The interesting thing is that speed reading can actually aid understanding of the subject matter. A few years ago I went on a speed reading course and found this really worked but even with practice my speed didn’t increase dramatically. Obviously with the level of reading I’m now embarking on I’m thinking about tactics I can use. For most of my previous academic work I didn’t know that I had dyslexia so my coping strategy was not conscious. However, there definitely was one and it was based on making things as simplistic as possible and therefore saving time. The effect of this was to often skim material for important quotations without always having the back up of a deep understanding of the text or rather I could have had a deeper understanding than I had.

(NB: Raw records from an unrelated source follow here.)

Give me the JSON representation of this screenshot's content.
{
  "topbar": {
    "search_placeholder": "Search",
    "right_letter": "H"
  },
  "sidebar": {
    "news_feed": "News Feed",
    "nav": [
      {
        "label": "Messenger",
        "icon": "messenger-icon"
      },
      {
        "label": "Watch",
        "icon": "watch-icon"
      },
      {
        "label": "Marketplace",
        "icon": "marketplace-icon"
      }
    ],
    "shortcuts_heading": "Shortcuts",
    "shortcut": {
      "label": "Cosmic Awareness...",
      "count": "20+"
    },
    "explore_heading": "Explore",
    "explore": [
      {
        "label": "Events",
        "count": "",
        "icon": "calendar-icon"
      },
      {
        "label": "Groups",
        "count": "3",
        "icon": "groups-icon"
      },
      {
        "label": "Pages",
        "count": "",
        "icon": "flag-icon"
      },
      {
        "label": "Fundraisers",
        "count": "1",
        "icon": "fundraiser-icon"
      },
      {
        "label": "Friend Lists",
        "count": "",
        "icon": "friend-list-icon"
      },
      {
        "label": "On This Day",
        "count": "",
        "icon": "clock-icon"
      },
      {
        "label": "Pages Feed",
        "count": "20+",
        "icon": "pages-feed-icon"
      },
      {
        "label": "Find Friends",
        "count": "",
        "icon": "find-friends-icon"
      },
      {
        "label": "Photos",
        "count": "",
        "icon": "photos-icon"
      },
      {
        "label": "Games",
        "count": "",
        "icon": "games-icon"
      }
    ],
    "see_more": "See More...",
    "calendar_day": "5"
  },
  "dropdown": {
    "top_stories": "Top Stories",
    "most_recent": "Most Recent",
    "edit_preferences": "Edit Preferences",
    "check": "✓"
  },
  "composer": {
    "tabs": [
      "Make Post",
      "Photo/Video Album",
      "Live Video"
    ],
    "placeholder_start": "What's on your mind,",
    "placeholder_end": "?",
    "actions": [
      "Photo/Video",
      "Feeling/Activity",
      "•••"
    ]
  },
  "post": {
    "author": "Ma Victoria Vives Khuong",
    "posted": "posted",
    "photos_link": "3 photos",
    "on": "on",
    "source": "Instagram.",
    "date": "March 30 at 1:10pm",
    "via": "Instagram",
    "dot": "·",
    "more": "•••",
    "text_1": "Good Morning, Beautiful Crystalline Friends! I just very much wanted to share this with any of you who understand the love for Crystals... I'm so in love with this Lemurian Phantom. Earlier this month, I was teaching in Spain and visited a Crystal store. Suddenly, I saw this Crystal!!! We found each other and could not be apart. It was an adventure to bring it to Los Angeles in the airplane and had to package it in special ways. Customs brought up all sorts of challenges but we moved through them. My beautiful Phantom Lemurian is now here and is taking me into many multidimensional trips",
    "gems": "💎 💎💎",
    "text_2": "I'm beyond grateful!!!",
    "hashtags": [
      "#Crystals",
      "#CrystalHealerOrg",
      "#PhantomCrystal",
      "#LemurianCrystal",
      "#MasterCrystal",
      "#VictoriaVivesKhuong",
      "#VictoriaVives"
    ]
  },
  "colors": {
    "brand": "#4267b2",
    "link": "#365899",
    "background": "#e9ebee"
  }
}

This time it’s very different, partly because I’m already grounded in the subject matter but also because I’m aware of the situation. Within a few days I should have access to some pretty nifty software that will allow me to scan material onto the PC and then have it read back to me as I read along on-screen. This is the opposite of speed reading and in no way constitutes a simplistic coping strategy. It’s going to take precious time. But that’s dyslexia for you. You have to put that extra time and effort in to be able to perform as well as others. Whilst I haven’t given up entirely on speed reading I’m looking forward to being able to report back on how the software works and how it develops as I study.
- Advice for Students: Learn Speed Reading (howtolearn.com)

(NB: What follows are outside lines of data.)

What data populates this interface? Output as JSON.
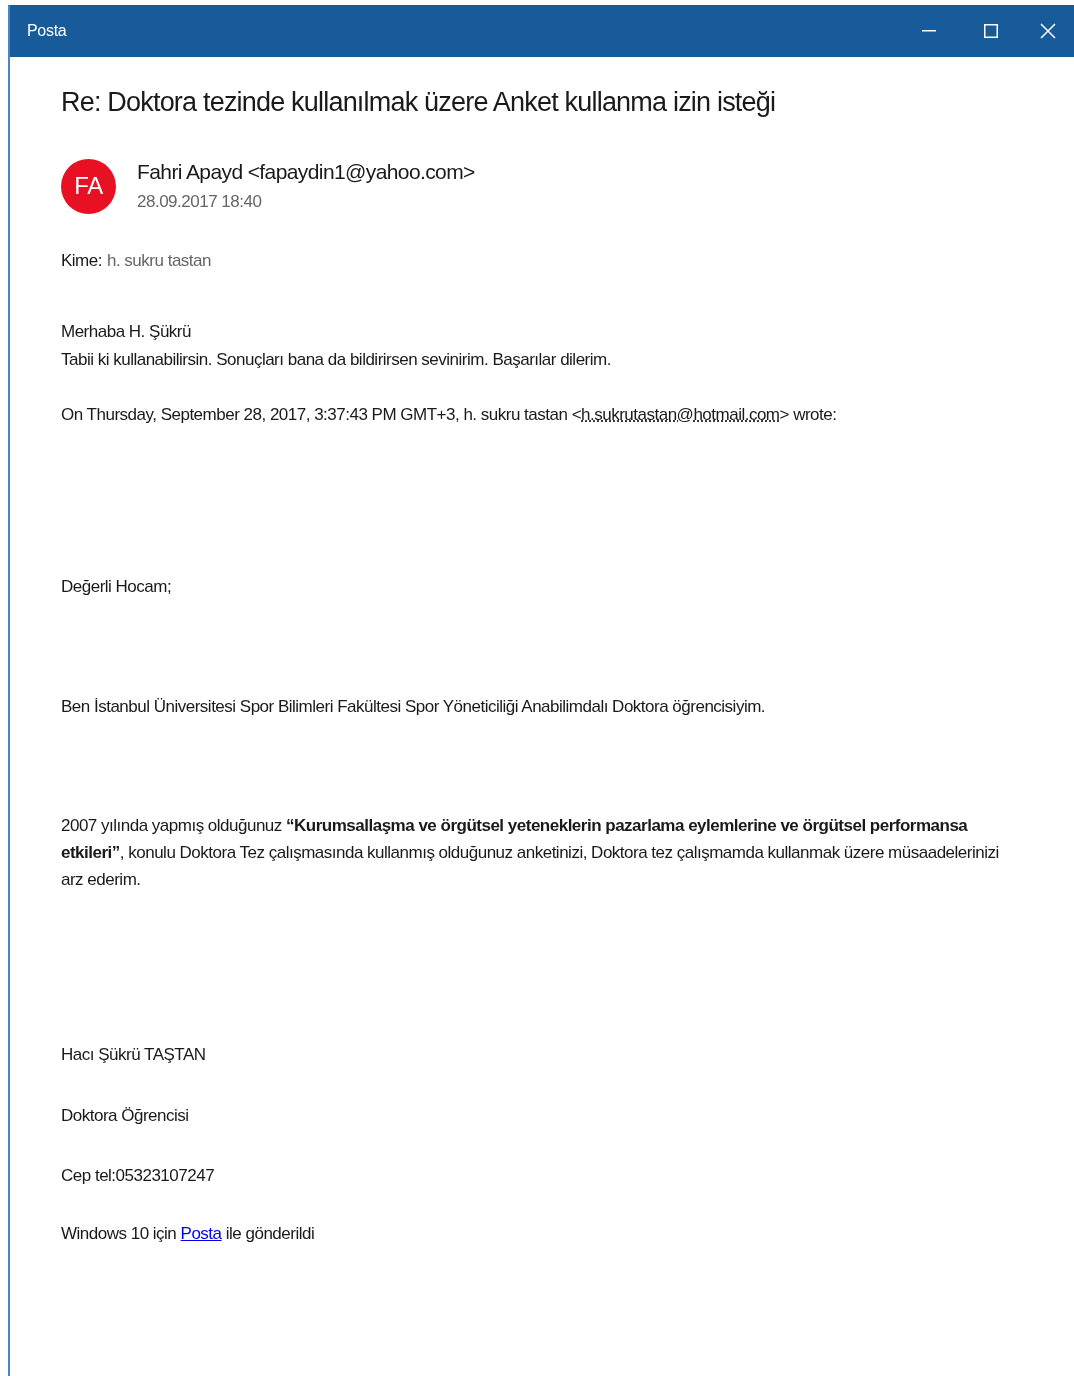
{
  "window": {
    "title": "Posta"
  },
  "message": {
    "subject": "Re: Doktora tezinde kullanılmak üzere Anket kullanma izin isteği",
    "sender": {
      "initials": "FA",
      "name": "Fahri Apayd <fapaydin1@yahoo.com>",
      "date": "28.09.2017 18:40"
    },
    "to": {
      "label": "Kime:",
      "value": "h. sukru tastan"
    },
    "body": [
      {
        "kind": "text",
        "text": "Merhaba H. Şükrü"
      },
      {
        "kind": "text",
        "text": "Tabii ki kullanabilirsin. Sonuçları bana da bildirirsen sevinirim. Başarılar dilerim."
      },
      {
        "kind": "link_line",
        "before": "On Thursday, September 28, 2017, 3:37:43 PM GMT+3, h. sukru tastan <",
        "link": "h.sukrutastan@hotmail.com",
        "after": "> wrote:",
        "dotted": true
      },
      {
        "kind": "text",
        "text": "Değerli Hocam;"
      },
      {
        "kind": "text",
        "text": "Ben İstanbul Üniversitesi Spor Bilimleri Fakültesi Spor Yöneticiliği Anabilimdalı Doktora öğrencisiyim."
      },
      {
        "kind": "text",
        "text": "2007 yılında yapmış olduğunuz **“Kurumsallaşma ve örgütsel yeteneklerin pazarlama eylemlerine ve örgütsel performansa etkileri”**, konulu Doktora Tez çalışmasında kullanmış olduğunuz anketinizi,  Doktora tez çalışmamda kullanmak üzere müsaadelerinizi arz ederim."
      },
      {
        "kind": "text",
        "text": "Hacı Şükrü TAŞTAN"
      },
      {
        "kind": "text",
        "text": "Doktora Öğrencisi"
      },
      {
        "kind": "text",
        "text": "Cep tel:05323107247"
      },
      {
        "kind": "link_line",
        "before": "Windows 10 için ",
        "link": "Posta",
        "after": " ile gönderildi",
        "dotted": false
      }
    ]
  }
}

- How to Practice Speed Reading Techniques (alvindavis99.wordpress.com)